App and web page records:

□ □ □ □

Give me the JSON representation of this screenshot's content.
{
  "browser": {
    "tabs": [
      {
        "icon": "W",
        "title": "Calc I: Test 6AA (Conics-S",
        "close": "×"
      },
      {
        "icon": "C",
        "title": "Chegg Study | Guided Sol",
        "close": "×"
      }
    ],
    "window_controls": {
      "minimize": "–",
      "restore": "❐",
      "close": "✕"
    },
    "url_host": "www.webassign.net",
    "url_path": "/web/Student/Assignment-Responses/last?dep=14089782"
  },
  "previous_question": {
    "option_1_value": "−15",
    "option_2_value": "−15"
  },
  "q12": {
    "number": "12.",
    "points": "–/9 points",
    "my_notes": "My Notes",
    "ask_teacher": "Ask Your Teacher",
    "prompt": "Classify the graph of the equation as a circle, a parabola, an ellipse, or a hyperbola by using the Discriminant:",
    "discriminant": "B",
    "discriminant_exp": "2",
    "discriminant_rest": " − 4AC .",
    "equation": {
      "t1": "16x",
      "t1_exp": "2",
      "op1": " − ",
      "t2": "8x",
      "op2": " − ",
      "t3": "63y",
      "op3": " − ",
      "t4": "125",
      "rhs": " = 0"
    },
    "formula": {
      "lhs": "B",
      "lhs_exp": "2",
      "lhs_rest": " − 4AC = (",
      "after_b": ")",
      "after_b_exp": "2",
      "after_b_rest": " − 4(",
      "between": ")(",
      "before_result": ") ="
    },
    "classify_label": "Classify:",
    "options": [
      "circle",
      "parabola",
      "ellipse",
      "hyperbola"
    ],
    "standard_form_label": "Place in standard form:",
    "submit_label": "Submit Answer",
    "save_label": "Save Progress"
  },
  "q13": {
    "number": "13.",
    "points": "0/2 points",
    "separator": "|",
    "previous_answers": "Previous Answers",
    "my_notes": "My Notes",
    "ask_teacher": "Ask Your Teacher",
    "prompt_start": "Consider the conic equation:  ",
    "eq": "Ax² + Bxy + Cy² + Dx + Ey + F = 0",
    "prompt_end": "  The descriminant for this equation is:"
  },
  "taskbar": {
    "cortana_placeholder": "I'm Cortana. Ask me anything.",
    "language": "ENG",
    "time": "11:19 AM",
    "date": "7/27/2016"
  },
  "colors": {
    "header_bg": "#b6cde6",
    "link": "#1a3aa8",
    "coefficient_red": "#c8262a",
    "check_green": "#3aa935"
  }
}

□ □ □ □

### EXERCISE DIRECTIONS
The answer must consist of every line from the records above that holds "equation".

### SOLUTION FOR THIS PROBLEM
    "prompt": "Classify the graph of the equation as a circle, a parabola, an ellipse, or a hyperbola by using the Discriminant:",
    "equation": {
    "prompt_start": "Consider the conic equation:  ",
    "prompt_end": "  The descriminant for this equation is:"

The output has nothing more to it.